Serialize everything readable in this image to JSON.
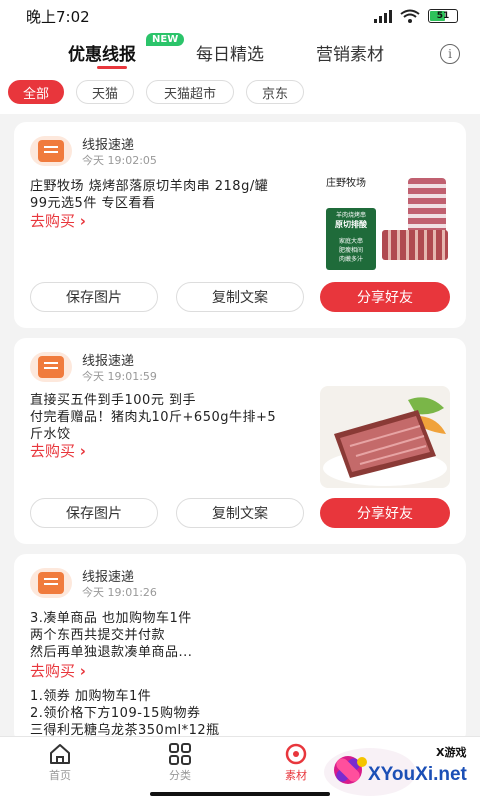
{
  "status_bar": {
    "time": "晚上7:02",
    "battery": "51"
  },
  "top_tabs": {
    "tabs": [
      "优惠线报",
      "每日精选",
      "营销素材"
    ],
    "new_badge": "NEW"
  },
  "filters": [
    "全部",
    "天猫",
    "天猫超市",
    "京东"
  ],
  "cards": [
    {
      "source": "线报速递",
      "time": "今天 19:02:05",
      "lines": [
        "庄野牧场 烧烤部落原切羊肉串 218g/罐",
        "99元选5件 专区看看"
      ],
      "buy": "去购买",
      "product_texts": [
        "庄野牧场",
        "羊肉烧烤串",
        "原切排酸",
        "家庭大串",
        "肥瘦相间",
        "肉嫩多汁"
      ]
    },
    {
      "source": "线报速递",
      "time": "今天 19:01:59",
      "lines": [
        "直接买五件到手100元   到手",
        "付完看赠品！猪肉丸10斤+650g牛排+5",
        "斤水饺"
      ],
      "buy": "去购买"
    },
    {
      "source": "线报速递",
      "time": "今天 19:01:26",
      "lines": [
        "3.凑单商品 也加购物车1件",
        "两个东西共提交并付款",
        "然后再单独退款凑单商品..."
      ],
      "buy": "去购买",
      "lines2": [
        "1.领券 加购物车1件",
        "2.领价格下方109-15购物券",
        "三得利无糖乌龙茶350ml*12瓶"
      ]
    }
  ],
  "buttons": {
    "save": "保存图片",
    "copy": "复制文案",
    "share": "分享好友"
  },
  "bottom_nav": [
    "首页",
    "分类",
    "素材"
  ],
  "watermark": {
    "site": "XYouXi.net",
    "tag": "X游戏"
  },
  "colors": {
    "accent": "#e8363c",
    "badge": "#2bc46a"
  }
}
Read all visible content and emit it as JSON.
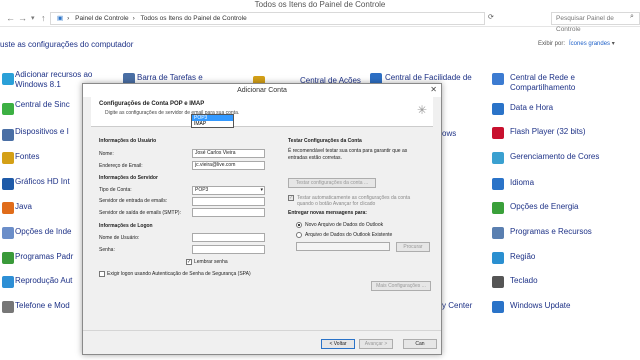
{
  "window": {
    "title": "Todos os Itens do Painel de Controle",
    "breadcrumb": [
      "Painel de Controle",
      "Todos os Itens do Painel de Controle"
    ],
    "search_placeholder": "Pesquisar Painel de Controle",
    "heading": "uste as configurações do computador",
    "view_by_label": "Exibir por:",
    "view_by_value": "Ícones grandes"
  },
  "items": [
    {
      "label": "Adicionar recursos ao Windows 8.1",
      "icon": "windows-icon",
      "color": "#2aa0d8"
    },
    {
      "label": "Central de Sinc",
      "icon": "sync-icon",
      "color": "#3cb043"
    },
    {
      "label": "Dispositivos e I",
      "icon": "devices-icon",
      "color": "#4a6fa5"
    },
    {
      "label": "Fontes",
      "icon": "fonts-icon",
      "color": "#d4a017"
    },
    {
      "label": "Gráficos HD Int",
      "icon": "graphics-icon",
      "color": "#1e5aa8"
    },
    {
      "label": "Java",
      "icon": "java-icon",
      "color": "#e06c1a"
    },
    {
      "label": "Opções de Inde",
      "icon": "index-icon",
      "color": "#6b8ec9"
    },
    {
      "label": "Programas Padr",
      "icon": "programs-icon",
      "color": "#3a9a3a"
    },
    {
      "label": "Reprodução Aut",
      "icon": "autoplay-icon",
      "color": "#2d8fd5"
    },
    {
      "label": "Telefone e Mod",
      "icon": "phone-icon",
      "color": "#777777"
    },
    {
      "label": "Barra de Tarefas e",
      "icon": "taskbar-icon",
      "color": "#4a6fa5"
    },
    {
      "label": "Central de Ações",
      "icon": "action-center-icon",
      "color": "#d4a017"
    },
    {
      "label": "Central de Facilidade de Acesso",
      "icon": "ease-of-access-icon",
      "color": "#2d6fc4"
    },
    {
      "label": "ows",
      "icon": "windows-icon",
      "color": "#2d6fc4"
    },
    {
      "label": "y Center",
      "icon": "mobility-icon",
      "color": "#2d6fc4"
    },
    {
      "label": "Central de Rede e Compartilhamento",
      "icon": "network-icon",
      "color": "#3c7bd1"
    },
    {
      "label": "Data e Hora",
      "icon": "clock-icon",
      "color": "#2a73c8"
    },
    {
      "label": "Flash Player (32 bits)",
      "icon": "flash-icon",
      "color": "#c8102e"
    },
    {
      "label": "Gerenciamento de Cores",
      "icon": "color-icon",
      "color": "#3aa0d0"
    },
    {
      "label": "Idioma",
      "icon": "language-icon",
      "color": "#2a73c8"
    },
    {
      "label": "Opções de Energia",
      "icon": "power-icon",
      "color": "#3aa03a"
    },
    {
      "label": "Programas e Recursos",
      "icon": "programs-features-icon",
      "color": "#5a7fb0"
    },
    {
      "label": "Região",
      "icon": "region-icon",
      "color": "#2a8fd0"
    },
    {
      "label": "Teclado",
      "icon": "keyboard-icon",
      "color": "#555555"
    },
    {
      "label": "Windows Update",
      "icon": "update-icon",
      "color": "#2a73c8"
    }
  ],
  "dialog": {
    "title": "Adicionar Conta",
    "header_title": "Configurações de Conta POP e IMAP",
    "header_subtitle": "Digite as configurações de servidor de email para sua conta.",
    "user_section": "Informações do Usuário",
    "name_label": "Nome:",
    "name_value": "José Carlos Vieira",
    "email_label": "Endereço de Email:",
    "email_value": "jc.vieira@live.com",
    "server_section": "Informações do Servidor",
    "account_type_label": "Tipo de Conta:",
    "account_type_value": "POP3",
    "account_type_options": [
      "POP3",
      "IMAP"
    ],
    "incoming_label": "Servidor de entrada de emails:",
    "outgoing_label": "Servidor de saída de emails (SMTP):",
    "logon_section": "Informações de Logon",
    "username_label": "Nome de Usuário:",
    "password_label": "Senha:",
    "remember_password": "Lembrar senha",
    "spa_label": "Exigir logon usando Autenticação de Senha de Segurança (SPA)",
    "test_section": "Testar Configurações da Conta",
    "test_desc": "É recomendável testar sua conta para garantir que as entradas estão corretas.",
    "test_button": "Testar configurações da conta ...",
    "auto_test": "Testar automaticamente as configurações da conta quando o botão Avançar for clicado",
    "deliver_section": "Entregar novas mensagens para:",
    "new_data_file": "Novo Arquivo de Dados do Outlook",
    "existing_data_file": "Arquivo de Dados do Outlook Existente",
    "browse_button": "Procurar",
    "more_settings": "Mais Configurações ...",
    "back_button": "< Voltar",
    "next_button": "Avançar >",
    "cancel_button": "Can"
  }
}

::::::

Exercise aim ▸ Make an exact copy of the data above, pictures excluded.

Response to this exercise ▸
Serialize everything readable in this image to JSON.
{
  "status_bar": {
    "time": "晚上7:02",
    "battery": "51"
  },
  "top_tabs": {
    "tabs": [
      "优惠线报",
      "每日精选",
      "营销素材"
    ],
    "new_badge": "NEW"
  },
  "filters": [
    "全部",
    "天猫",
    "天猫超市",
    "京东"
  ],
  "cards": [
    {
      "source": "线报速递",
      "time": "今天 19:02:05",
      "lines": [
        "庄野牧场 烧烤部落原切羊肉串 218g/罐",
        "99元选5件 专区看看"
      ],
      "buy": "去购买",
      "product_texts": [
        "庄野牧场",
        "羊肉烧烤串",
        "原切排酸",
        "家庭大串",
        "肥瘦相间",
        "肉嫩多汁"
      ]
    },
    {
      "source": "线报速递",
      "time": "今天 19:01:59",
      "lines": [
        "直接买五件到手100元   到手",
        "付完看赠品！猪肉丸10斤+650g牛排+5",
        "斤水饺"
      ],
      "buy": "去购买"
    },
    {
      "source": "线报速递",
      "time": "今天 19:01:26",
      "lines": [
        "3.凑单商品 也加购物车1件",
        "两个东西共提交并付款",
        "然后再单独退款凑单商品..."
      ],
      "buy": "去购买",
      "lines2": [
        "1.领券 加购物车1件",
        "2.领价格下方109-15购物券",
        "三得利无糖乌龙茶350ml*12瓶"
      ]
    }
  ],
  "buttons": {
    "save": "保存图片",
    "copy": "复制文案",
    "share": "分享好友"
  },
  "bottom_nav": [
    "首页",
    "分类",
    "素材"
  ],
  "watermark": {
    "site": "XYouXi.net",
    "tag": "X游戏"
  },
  "colors": {
    "accent": "#e8363c",
    "badge": "#2bc46a"
  }
}
Read all visible content and emit it as JSON.
{
  "window": {
    "title": "Todos os Itens do Painel de Controle",
    "breadcrumb": [
      "Painel de Controle",
      "Todos os Itens do Painel de Controle"
    ],
    "search_placeholder": "Pesquisar Painel de Controle",
    "heading": "uste as configurações do computador",
    "view_by_label": "Exibir por:",
    "view_by_value": "Ícones grandes"
  },
  "items": [
    {
      "label": "Adicionar recursos ao Windows 8.1",
      "icon": "windows-icon",
      "color": "#2aa0d8"
    },
    {
      "label": "Central de Sinc",
      "icon": "sync-icon",
      "color": "#3cb043"
    },
    {
      "label": "Dispositivos e I",
      "icon": "devices-icon",
      "color": "#4a6fa5"
    },
    {
      "label": "Fontes",
      "icon": "fonts-icon",
      "color": "#d4a017"
    },
    {
      "label": "Gráficos HD Int",
      "icon": "graphics-icon",
      "color": "#1e5aa8"
    },
    {
      "label": "Java",
      "icon": "java-icon",
      "color": "#e06c1a"
    },
    {
      "label": "Opções de Inde",
      "icon": "index-icon",
      "color": "#6b8ec9"
    },
    {
      "label": "Programas Padr",
      "icon": "programs-icon",
      "color": "#3a9a3a"
    },
    {
      "label": "Reprodução Aut",
      "icon": "autoplay-icon",
      "color": "#2d8fd5"
    },
    {
      "label": "Telefone e Mod",
      "icon": "phone-icon",
      "color": "#777777"
    },
    {
      "label": "Barra de Tarefas e",
      "icon": "taskbar-icon",
      "color": "#4a6fa5"
    },
    {
      "label": "Central de Ações",
      "icon": "action-center-icon",
      "color": "#d4a017"
    },
    {
      "label": "Central de Facilidade de Acesso",
      "icon": "ease-of-access-icon",
      "color": "#2d6fc4"
    },
    {
      "label": "ows",
      "icon": "windows-icon",
      "color": "#2d6fc4"
    },
    {
      "label": "y Center",
      "icon": "mobility-icon",
      "color": "#2d6fc4"
    },
    {
      "label": "Central de Rede e Compartilhamento",
      "icon": "network-icon",
      "color": "#3c7bd1"
    },
    {
      "label": "Data e Hora",
      "icon": "clock-icon",
      "color": "#2a73c8"
    },
    {
      "label": "Flash Player (32 bits)",
      "icon": "flash-icon",
      "color": "#c8102e"
    },
    {
      "label": "Gerenciamento de Cores",
      "icon": "color-icon",
      "color": "#3aa0d0"
    },
    {
      "label": "Idioma",
      "icon": "language-icon",
      "color": "#2a73c8"
    },
    {
      "label": "Opções de Energia",
      "icon": "power-icon",
      "color": "#3aa03a"
    },
    {
      "label": "Programas e Recursos",
      "icon": "programs-features-icon",
      "color": "#5a7fb0"
    },
    {
      "label": "Região",
      "icon": "region-icon",
      "color": "#2a8fd0"
    },
    {
      "label": "Teclado",
      "icon": "keyboard-icon",
      "color": "#555555"
    },
    {
      "label": "Windows Update",
      "icon": "update-icon",
      "color": "#2a73c8"
    }
  ],
  "dialog": {
    "title": "Adicionar Conta",
    "header_title": "Configurações de Conta POP e IMAP",
    "header_subtitle": "Digite as configurações de servidor de email para sua conta.",
    "user_section": "Informações do Usuário",
    "name_label": "Nome:",
    "name_value": "José Carlos Vieira",
    "email_label": "Endereço de Email:",
    "email_value": "jc.vieira@live.com",
    "server_section": "Informações do Servidor",
    "account_type_label": "Tipo de Conta:",
    "account_type_value": "POP3",
    "account_type_options": [
      "POP3",
      "IMAP"
    ],
    "incoming_label": "Servidor de entrada de emails:",
    "outgoing_label": "Servidor de saída de emails (SMTP):",
    "logon_section": "Informações de Logon",
    "username_label": "Nome de Usuário:",
    "password_label": "Senha:",
    "remember_password": "Lembrar senha",
    "spa_label": "Exigir logon usando Autenticação de Senha de Segurança (SPA)",
    "test_section": "Testar Configurações da Conta",
    "test_desc": "É recomendável testar sua conta para garantir que as entradas estão corretas.",
    "test_button": "Testar configurações da conta ...",
    "auto_test": "Testar automaticamente as configurações da conta quando o botão Avançar for clicado",
    "deliver_section": "Entregar novas mensagens para:",
    "new_data_file": "Novo Arquivo de Dados do Outlook",
    "existing_data_file": "Arquivo de Dados do Outlook Existente",
    "browse_button": "Procurar",
    "more_settings": "Mais Configurações ...",
    "back_button": "< Voltar",
    "next_button": "Avançar >",
    "cancel_button": "Can"
  }
}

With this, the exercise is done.